^ "2011 Census of Population, Households and Dwellings in the Republic of Serbia" (PDF). stat.gov.rs. Statistical Office of the Republic of Serbia. Retrieved 16 January 2017.  ^ "Попис становништва, домаћинстава и станова 2011. у Републици Србији" (PDF). stat.gov.rs. Republički zavod za statistiku. Retrieved 16 January 2017. 

Note: All official material made by Government of Serbia
Serbia
is public by law. Information was taken from official website. External links[edit]

Wikimedia Commons has media related to Syrmia
Syrmia
District.

www.sremski.okrug.gov.rs

Places adjacent to Srem District

South Bačka District Central Banat District

 Croatia

Srem District

 Bosnia and Herzegovina Mačva
Mačva
District Belgrade

v t e

Cities, towns and villages in the Srem District

Sremska Mitrovica

Bešenovački Prnjavor Bešenovo Bosut Veliki Radinci Grgurevci Divoš Zasavica I Zasavica II Jarak Kuzmin Laćarak Ležimir Manđelos Martinci Mačvanska Mitrovica Noćaj Ravnje Radenković Salaš Noćajski Sremska Rača Stara Bingula Čalma Šašinci Šišatovac Šuljam

Inđija

Beška Jarkovci Krčedin Ljukovo Maradik Novi Karlovci Novi Slankamen Slankamenački Vinogradi Stari Slankamen Čortanovci

Irig

Velika Remeta Vrdnik Grgeteg Dobrodol Jazak Krušedol Prnjavor Krušedol Selo Mala Remeta Neradin Rivica Šatrinci

Pećinci

Ašanja Brestač Deč Donji Tovarnik Karlovčić Kupinovo Obrež Ogar Popinci Prhovo Sibač Sremski Mihaljevci Subotište Šimanovci

Ruma

Buđanovci Vitojevci Voganj Grabovci Dobrinci Donji Petrovci Žarkovac Klenak Kraljevci Mali Radinci Nikinci Pavlovci Platičevo Putinci Stejanovci Hrtkovci
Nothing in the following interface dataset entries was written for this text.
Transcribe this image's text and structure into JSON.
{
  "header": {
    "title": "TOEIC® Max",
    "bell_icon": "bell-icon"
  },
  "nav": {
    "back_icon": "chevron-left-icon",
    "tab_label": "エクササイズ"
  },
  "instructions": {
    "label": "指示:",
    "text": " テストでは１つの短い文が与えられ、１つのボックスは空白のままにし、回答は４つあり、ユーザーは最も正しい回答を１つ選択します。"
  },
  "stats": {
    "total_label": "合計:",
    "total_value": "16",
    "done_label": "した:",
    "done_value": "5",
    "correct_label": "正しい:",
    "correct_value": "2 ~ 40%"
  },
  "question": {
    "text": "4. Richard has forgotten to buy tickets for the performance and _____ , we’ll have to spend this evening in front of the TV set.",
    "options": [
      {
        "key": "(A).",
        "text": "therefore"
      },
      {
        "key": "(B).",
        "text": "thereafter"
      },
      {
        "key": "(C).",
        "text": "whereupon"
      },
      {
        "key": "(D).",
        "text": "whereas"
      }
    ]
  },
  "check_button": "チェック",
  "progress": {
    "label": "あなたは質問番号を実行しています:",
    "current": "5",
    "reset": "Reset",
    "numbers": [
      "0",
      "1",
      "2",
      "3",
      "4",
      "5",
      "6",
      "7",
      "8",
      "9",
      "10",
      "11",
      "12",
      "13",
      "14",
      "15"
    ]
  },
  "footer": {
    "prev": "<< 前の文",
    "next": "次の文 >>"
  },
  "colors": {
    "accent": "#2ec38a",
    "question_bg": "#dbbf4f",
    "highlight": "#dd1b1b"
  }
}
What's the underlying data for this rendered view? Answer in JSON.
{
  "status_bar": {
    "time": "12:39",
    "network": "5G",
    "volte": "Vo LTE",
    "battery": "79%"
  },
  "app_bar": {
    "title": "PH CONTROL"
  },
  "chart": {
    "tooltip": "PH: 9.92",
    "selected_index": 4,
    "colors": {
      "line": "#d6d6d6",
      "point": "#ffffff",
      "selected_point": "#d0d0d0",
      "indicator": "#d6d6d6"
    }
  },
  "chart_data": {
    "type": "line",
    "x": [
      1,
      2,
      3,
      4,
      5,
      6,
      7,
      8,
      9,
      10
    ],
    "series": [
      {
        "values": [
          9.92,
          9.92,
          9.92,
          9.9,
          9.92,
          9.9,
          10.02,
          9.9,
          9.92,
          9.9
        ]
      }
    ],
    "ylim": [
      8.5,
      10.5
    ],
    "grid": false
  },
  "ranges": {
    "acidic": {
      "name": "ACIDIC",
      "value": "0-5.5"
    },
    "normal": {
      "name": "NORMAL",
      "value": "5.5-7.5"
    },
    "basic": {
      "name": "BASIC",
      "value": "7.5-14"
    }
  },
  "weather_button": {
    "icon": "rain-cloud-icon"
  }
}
Stara Pazova

Belegiš Vojka Golubinci Krnješevci Nova Pazova Novi Banovci Stari Banovci Surduk

Šid

Adaševci Batrovci Bačinci Berkasovo Bikić Do Bingula Vašica Višnjićevo Gibarac Erdevik Ilinci Jamena Kukujevci Ljuba Molovin Morović Privina Glava Sot

Municipalities or cities of Serbia

v t e

Districts of Serbia

Vojvodina

Central Banat North Bačka North Banat South Bačka South Banat Srem West Bačka

Belgrade

City of Belgrade

Šumadija and Western Serbia

Kolubara Mačva Moravica Pomoravlje Rasina Raška Šumadija Zlatibor

Southern and Eastern Serbia

Bor Braničevo Jablanica Nišava Pčinja Pirot Podunavlje Toplica Zaječar

Kosovo
Kosovo
and Metohija1

Kosovo Kosovo-Pomoravlje Kosovska Mitrovica Peć Prizren

1  Kosovo
Kosovo
is the subject of a territorial dispute between the Republic of Kosovo
Kosovo
and the Republic of Serbia. The Republic of Kosovo unilaterally declared independence on 17 February 2008, but Serbia continues to claim it as part of its own sovereign territory. The two governments began to normalise relations in 2013, as part of the Brussels Agreement. Kosovo
Kosovo
has received formal recognition as an independent state from 113 out of 193 United Nations
United Nations
member states.

Coordinates: 44°59′N 19°37′E / 44.983°N 19.617°E / 44

.